### Work instructions
Exclude the pictures and reproduce the remaining data exactly as written.

### Dataset records
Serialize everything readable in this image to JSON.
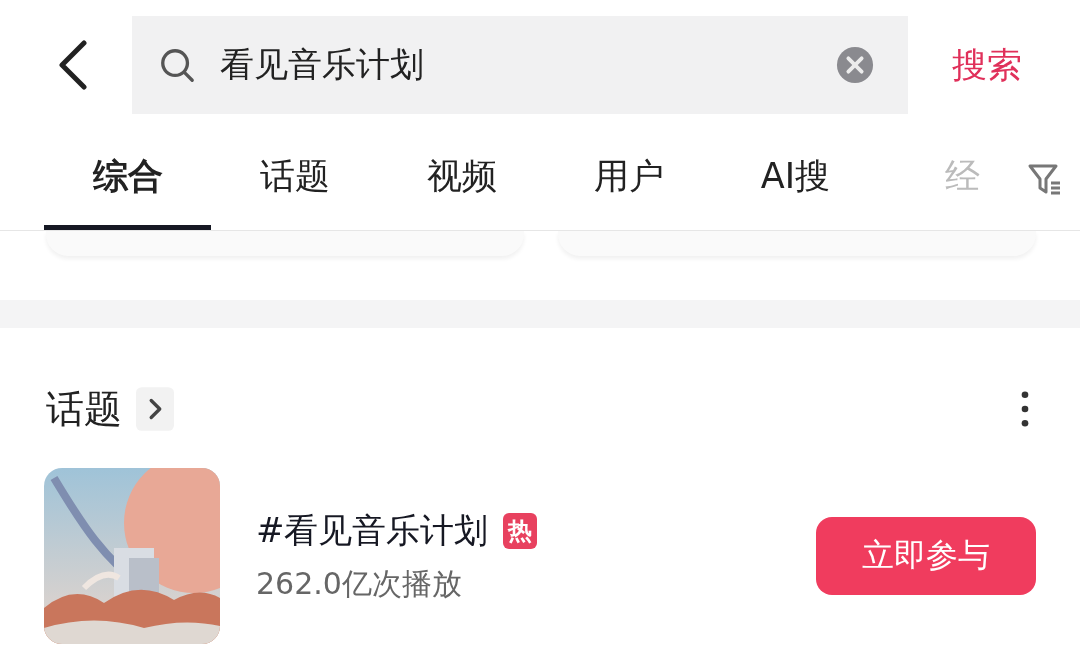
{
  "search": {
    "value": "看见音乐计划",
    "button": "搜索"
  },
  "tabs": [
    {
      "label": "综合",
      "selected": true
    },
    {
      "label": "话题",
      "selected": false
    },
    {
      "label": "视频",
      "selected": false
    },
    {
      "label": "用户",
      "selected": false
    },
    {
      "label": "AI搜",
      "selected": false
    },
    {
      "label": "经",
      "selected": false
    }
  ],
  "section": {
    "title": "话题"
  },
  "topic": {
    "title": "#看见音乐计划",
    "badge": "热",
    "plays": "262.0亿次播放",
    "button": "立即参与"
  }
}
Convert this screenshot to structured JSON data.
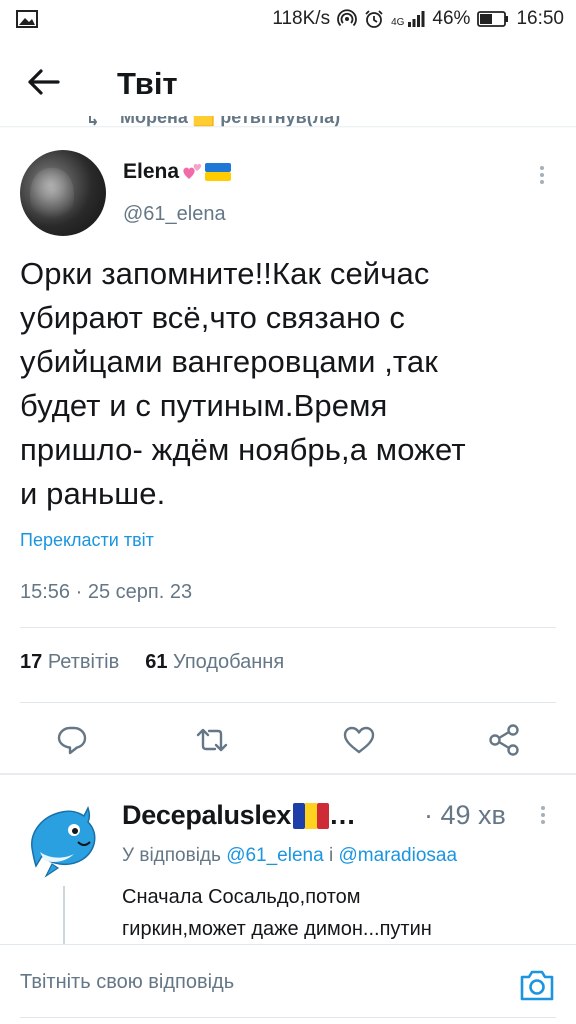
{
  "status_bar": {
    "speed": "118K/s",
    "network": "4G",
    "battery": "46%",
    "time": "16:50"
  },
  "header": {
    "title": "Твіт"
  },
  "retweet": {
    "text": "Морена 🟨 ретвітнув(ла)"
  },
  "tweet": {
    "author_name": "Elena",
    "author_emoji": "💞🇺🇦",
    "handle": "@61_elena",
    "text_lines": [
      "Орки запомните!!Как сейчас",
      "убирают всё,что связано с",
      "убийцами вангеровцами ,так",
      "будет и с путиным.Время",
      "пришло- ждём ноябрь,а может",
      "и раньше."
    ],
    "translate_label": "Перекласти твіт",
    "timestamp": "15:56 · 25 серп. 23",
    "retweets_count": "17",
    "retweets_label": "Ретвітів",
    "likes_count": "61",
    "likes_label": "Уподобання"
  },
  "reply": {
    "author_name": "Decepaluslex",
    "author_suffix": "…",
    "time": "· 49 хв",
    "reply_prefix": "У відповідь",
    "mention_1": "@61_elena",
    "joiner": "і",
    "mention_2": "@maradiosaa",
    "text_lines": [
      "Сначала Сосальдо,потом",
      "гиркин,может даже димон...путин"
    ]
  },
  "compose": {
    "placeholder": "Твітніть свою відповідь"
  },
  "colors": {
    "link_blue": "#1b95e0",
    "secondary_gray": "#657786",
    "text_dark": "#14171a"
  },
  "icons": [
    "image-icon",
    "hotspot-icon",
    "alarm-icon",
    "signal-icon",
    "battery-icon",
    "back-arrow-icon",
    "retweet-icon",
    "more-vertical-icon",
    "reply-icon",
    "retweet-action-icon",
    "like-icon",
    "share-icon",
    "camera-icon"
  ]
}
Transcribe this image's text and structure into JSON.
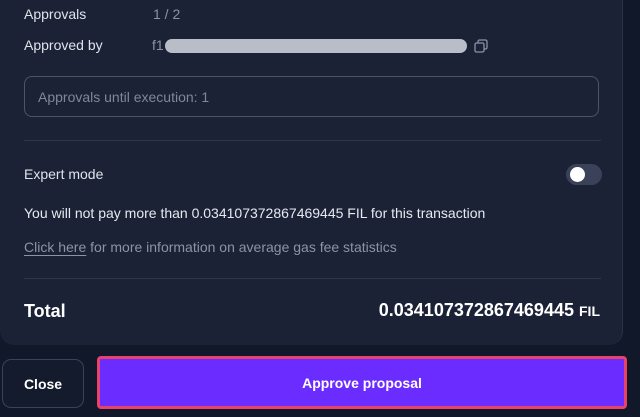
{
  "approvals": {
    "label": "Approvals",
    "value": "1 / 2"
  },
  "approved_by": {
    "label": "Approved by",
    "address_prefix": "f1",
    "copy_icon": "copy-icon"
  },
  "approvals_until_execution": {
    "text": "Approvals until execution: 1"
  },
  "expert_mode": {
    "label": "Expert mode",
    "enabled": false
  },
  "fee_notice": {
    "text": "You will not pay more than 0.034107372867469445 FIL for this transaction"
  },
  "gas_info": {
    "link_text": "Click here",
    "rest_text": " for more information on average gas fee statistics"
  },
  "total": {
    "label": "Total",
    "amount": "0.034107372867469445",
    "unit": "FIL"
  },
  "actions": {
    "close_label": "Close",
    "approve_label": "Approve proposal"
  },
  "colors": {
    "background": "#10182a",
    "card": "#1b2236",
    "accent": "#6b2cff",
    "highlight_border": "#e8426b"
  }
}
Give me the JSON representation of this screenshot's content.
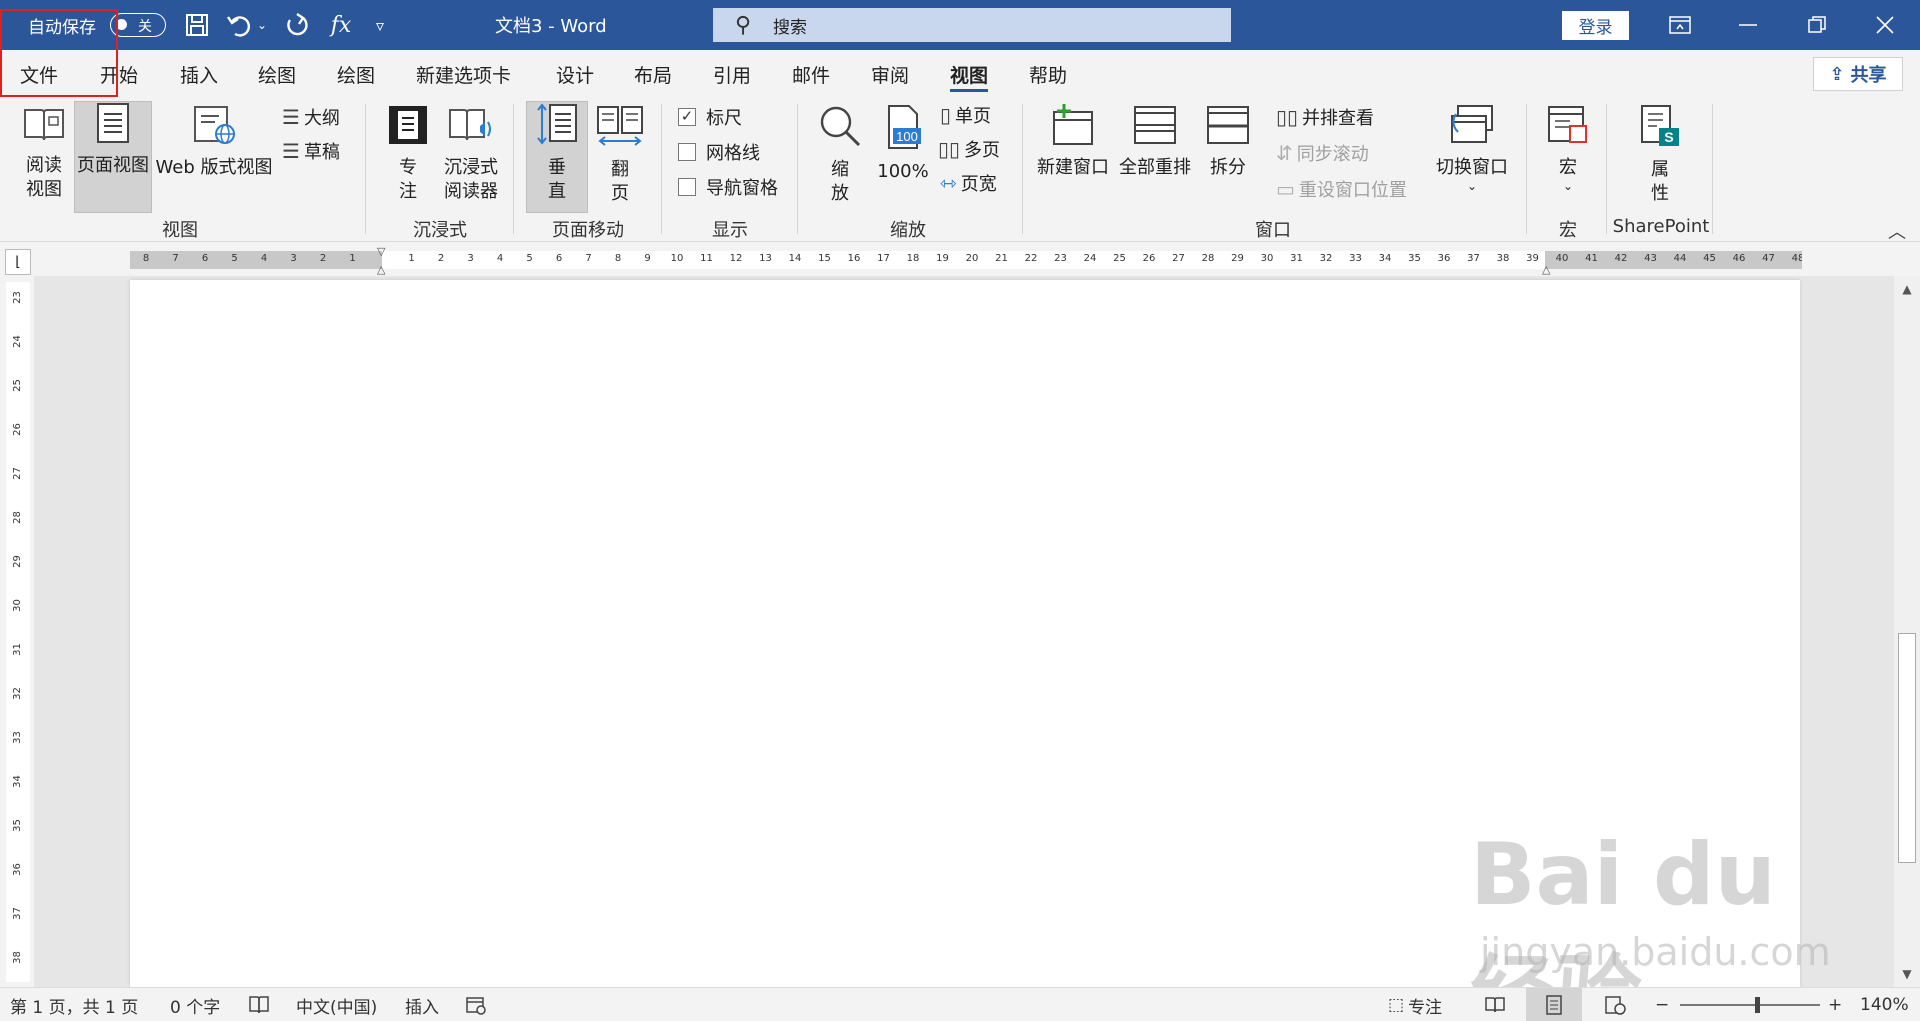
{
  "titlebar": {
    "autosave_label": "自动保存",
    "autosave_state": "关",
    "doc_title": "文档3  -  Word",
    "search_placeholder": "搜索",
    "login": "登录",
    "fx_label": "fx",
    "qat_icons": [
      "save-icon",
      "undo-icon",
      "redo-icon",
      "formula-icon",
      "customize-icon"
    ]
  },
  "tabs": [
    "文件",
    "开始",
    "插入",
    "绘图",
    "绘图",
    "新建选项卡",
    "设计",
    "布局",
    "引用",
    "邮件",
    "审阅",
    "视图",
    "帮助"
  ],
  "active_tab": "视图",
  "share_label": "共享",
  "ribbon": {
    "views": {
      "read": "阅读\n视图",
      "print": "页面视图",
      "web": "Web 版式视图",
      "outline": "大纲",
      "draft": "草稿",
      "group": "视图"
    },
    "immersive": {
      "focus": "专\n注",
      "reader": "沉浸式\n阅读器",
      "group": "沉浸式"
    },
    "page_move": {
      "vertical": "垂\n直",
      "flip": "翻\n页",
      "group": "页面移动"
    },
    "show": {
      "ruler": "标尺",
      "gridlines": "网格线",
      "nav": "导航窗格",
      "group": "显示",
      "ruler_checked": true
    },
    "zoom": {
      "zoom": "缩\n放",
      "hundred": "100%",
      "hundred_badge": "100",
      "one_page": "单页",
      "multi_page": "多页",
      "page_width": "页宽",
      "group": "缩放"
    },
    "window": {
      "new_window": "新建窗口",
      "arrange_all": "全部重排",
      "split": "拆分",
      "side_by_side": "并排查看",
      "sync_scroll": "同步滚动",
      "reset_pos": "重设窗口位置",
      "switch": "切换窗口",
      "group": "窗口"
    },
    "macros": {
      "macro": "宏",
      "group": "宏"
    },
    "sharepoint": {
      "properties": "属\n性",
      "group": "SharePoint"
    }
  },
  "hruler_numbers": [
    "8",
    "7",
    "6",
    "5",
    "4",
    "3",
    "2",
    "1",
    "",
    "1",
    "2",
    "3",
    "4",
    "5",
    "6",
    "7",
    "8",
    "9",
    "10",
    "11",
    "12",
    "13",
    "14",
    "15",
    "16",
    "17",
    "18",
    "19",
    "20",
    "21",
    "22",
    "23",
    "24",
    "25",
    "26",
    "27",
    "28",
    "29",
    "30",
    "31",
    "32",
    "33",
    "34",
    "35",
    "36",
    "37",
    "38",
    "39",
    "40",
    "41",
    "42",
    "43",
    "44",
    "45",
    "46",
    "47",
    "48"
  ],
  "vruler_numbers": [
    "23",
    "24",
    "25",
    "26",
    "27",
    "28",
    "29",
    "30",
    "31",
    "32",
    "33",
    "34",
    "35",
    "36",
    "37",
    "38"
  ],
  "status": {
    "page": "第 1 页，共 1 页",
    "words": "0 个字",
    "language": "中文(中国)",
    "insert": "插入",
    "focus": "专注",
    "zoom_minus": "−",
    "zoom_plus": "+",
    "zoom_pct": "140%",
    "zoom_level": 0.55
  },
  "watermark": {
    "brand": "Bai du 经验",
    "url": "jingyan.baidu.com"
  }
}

### Reply
Serialize everything readable in this image to JSON.
{
  "search": {
    "value": "看见音乐计划",
    "button": "搜索"
  },
  "tabs": [
    {
      "label": "综合",
      "selected": true
    },
    {
      "label": "话题",
      "selected": false
    },
    {
      "label": "视频",
      "selected": false
    },
    {
      "label": "用户",
      "selected": false
    },
    {
      "label": "AI搜",
      "selected": false
    },
    {
      "label": "经",
      "selected": false
    }
  ],
  "section": {
    "title": "话题"
  },
  "topic": {
    "title": "#看见音乐计划",
    "badge": "热",
    "plays": "262.0亿次播放",
    "button": "立即参与"
  }
}
Convert this screenshot to structured JSON data.
{
  "status_bar": {
    "speed": "118K/s",
    "network": "4G",
    "battery": "46%",
    "time": "16:50"
  },
  "header": {
    "title": "Твіт"
  },
  "retweet": {
    "text": "Морена 🟨 ретвітнув(ла)"
  },
  "tweet": {
    "author_name": "Elena",
    "author_emoji": "💞🇺🇦",
    "handle": "@61_elena",
    "text_lines": [
      "Орки запомните!!Как сейчас",
      "убирают всё,что связано с",
      "убийцами вангеровцами ,так",
      "будет и с путиным.Время",
      "пришло- ждём ноябрь,а может",
      "и раньше."
    ],
    "translate_label": "Перекласти твіт",
    "timestamp": "15:56 · 25 серп. 23",
    "retweets_count": "17",
    "retweets_label": "Ретвітів",
    "likes_count": "61",
    "likes_label": "Уподобання"
  },
  "reply": {
    "author_name": "Decepaluslex",
    "author_suffix": "…",
    "time": "· 49 хв",
    "reply_prefix": "У відповідь",
    "mention_1": "@61_elena",
    "joiner": "і",
    "mention_2": "@maradiosaa",
    "text_lines": [
      "Сначала Сосальдо,потом",
      "гиркин,может даже димон...путин"
    ]
  },
  "compose": {
    "placeholder": "Твітніть свою відповідь"
  },
  "colors": {
    "link_blue": "#1b95e0",
    "secondary_gray": "#657786",
    "text_dark": "#14171a"
  },
  "icons": [
    "image-icon",
    "hotspot-icon",
    "alarm-icon",
    "signal-icon",
    "battery-icon",
    "back-arrow-icon",
    "retweet-icon",
    "more-vertical-icon",
    "reply-icon",
    "retweet-action-icon",
    "like-icon",
    "share-icon",
    "camera-icon"
  ]
}
Transcribe this image's text and structure into JSON.
{
  "approvals": {
    "label": "Approvals",
    "value": "1 / 2"
  },
  "approved_by": {
    "label": "Approved by",
    "address_prefix": "f1",
    "copy_icon": "copy-icon"
  },
  "approvals_until_execution": {
    "text": "Approvals until execution: 1"
  },
  "expert_mode": {
    "label": "Expert mode",
    "enabled": false
  },
  "fee_notice": {
    "text": "You will not pay more than 0.034107372867469445 FIL for this transaction"
  },
  "gas_info": {
    "link_text": "Click here",
    "rest_text": " for more information on average gas fee statistics"
  },
  "total": {
    "label": "Total",
    "amount": "0.034107372867469445",
    "unit": "FIL"
  },
  "actions": {
    "close_label": "Close",
    "approve_label": "Approve proposal"
  },
  "colors": {
    "background": "#10182a",
    "card": "#1b2236",
    "accent": "#6b2cff",
    "highlight_border": "#e8426b"
  }
}
Give me the JSON representation of this screenshot's content.
{
  "titlebar": {
    "autosave_label": "自动保存",
    "autosave_state": "关",
    "doc_title": "文档3  -  Word",
    "search_placeholder": "搜索",
    "login": "登录",
    "fx_label": "fx",
    "qat_icons": [
      "save-icon",
      "undo-icon",
      "redo-icon",
      "formula-icon",
      "customize-icon"
    ]
  },
  "tabs": [
    "文件",
    "开始",
    "插入",
    "绘图",
    "绘图",
    "新建选项卡",
    "设计",
    "布局",
    "引用",
    "邮件",
    "审阅",
    "视图",
    "帮助"
  ],
  "active_tab": "视图",
  "share_label": "共享",
  "ribbon": {
    "views": {
      "read": "阅读\n视图",
      "print": "页面视图",
      "web": "Web 版式视图",
      "outline": "大纲",
      "draft": "草稿",
      "group": "视图"
    },
    "immersive": {
      "focus": "专\n注",
      "reader": "沉浸式\n阅读器",
      "group": "沉浸式"
    },
    "page_move": {
      "vertical": "垂\n直",
      "flip": "翻\n页",
      "group": "页面移动"
    },
    "show": {
      "ruler": "标尺",
      "gridlines": "网格线",
      "nav": "导航窗格",
      "group": "显示",
      "ruler_checked": true
    },
    "zoom": {
      "zoom": "缩\n放",
      "hundred": "100%",
      "hundred_badge": "100",
      "one_page": "单页",
      "multi_page": "多页",
      "page_width": "页宽",
      "group": "缩放"
    },
    "window": {
      "new_window": "新建窗口",
      "arrange_all": "全部重排",
      "split": "拆分",
      "side_by_side": "并排查看",
      "sync_scroll": "同步滚动",
      "reset_pos": "重设窗口位置",
      "switch": "切换窗口",
      "group": "窗口"
    },
    "macros": {
      "macro": "宏",
      "group": "宏"
    },
    "sharepoint": {
      "properties": "属\n性",
      "group": "SharePoint"
    }
  },
  "hruler_numbers": [
    "8",
    "7",
    "6",
    "5",
    "4",
    "3",
    "2",
    "1",
    "",
    "1",
    "2",
    "3",
    "4",
    "5",
    "6",
    "7",
    "8",
    "9",
    "10",
    "11",
    "12",
    "13",
    "14",
    "15",
    "16",
    "17",
    "18",
    "19",
    "20",
    "21",
    "22",
    "23",
    "24",
    "25",
    "26",
    "27",
    "28",
    "29",
    "30",
    "31",
    "32",
    "33",
    "34",
    "35",
    "36",
    "37",
    "38",
    "39",
    "40",
    "41",
    "42",
    "43",
    "44",
    "45",
    "46",
    "47",
    "48"
  ],
  "vruler_numbers": [
    "23",
    "24",
    "25",
    "26",
    "27",
    "28",
    "29",
    "30",
    "31",
    "32",
    "33",
    "34",
    "35",
    "36",
    "37",
    "38"
  ],
  "status": {
    "page": "第 1 页，共 1 页",
    "words": "0 个字",
    "language": "中文(中国)",
    "insert": "插入",
    "focus": "专注",
    "zoom_minus": "−",
    "zoom_plus": "+",
    "zoom_pct": "140%",
    "zoom_level": 0.55
  },
  "watermark": {
    "brand": "Bai du 经验",
    "url": "jingyan.baidu.com"
  }
}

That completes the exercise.